Registries are very effective for all patients, not just those with chronic diseases. Recently I called my primary care physician for a prescription refill and was told by the nurse that my annual physical was due. I was vaguely aware that it had been due soon, but the nurse with the aid of the office’s registry said I should make the appointment soon. We did so while I was on the phone. I was pleased that the office cared about my health and anticipated my needs.
It is well and good, you might say, that transforming offices to better handle chronic care patients is important. However, you believe that the office where you work has neither the time nor resources to get this done! This might not be the obstacle you imagine. There may be free resources available for you to get this done. For instance, I am presently working on a committee of healthcare professionals to establish a center which will help the physician organizations in our region make these transformations. Further, one insurer in my state (Michigan) is willing to help primary care practices by providing money to hire a specialist to help lead the practices through the required changes.
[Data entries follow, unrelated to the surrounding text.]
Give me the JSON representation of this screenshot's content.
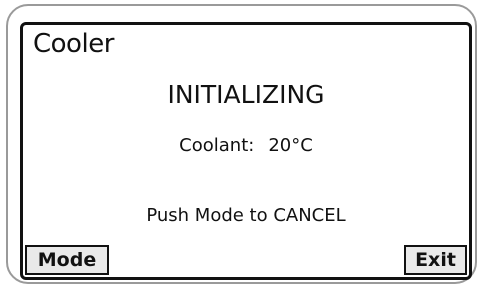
{
  "screen": {
    "title": "Cooler",
    "status": "INITIALIZING",
    "coolant_label": "Coolant:",
    "coolant_value": "20°C",
    "hint": "Push Mode to CANCEL"
  },
  "softkeys": {
    "left_label": "Mode",
    "right_label": "Exit"
  },
  "colors": {
    "screen_border": "#111111",
    "bezel": "#9a9a9a",
    "softkey_bg": "#e9e9e9"
  }
}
If you work at a primary care site, the changes I recommend may sound daunting. However, the benefits will be well worth it. Besides, by transforming your practice to use a Chronic Care Model you will also learn to use quality improvement tools that can be used in other areas. As you adopt the methods of continuous quality improvement, satisfaction with your practice will grow.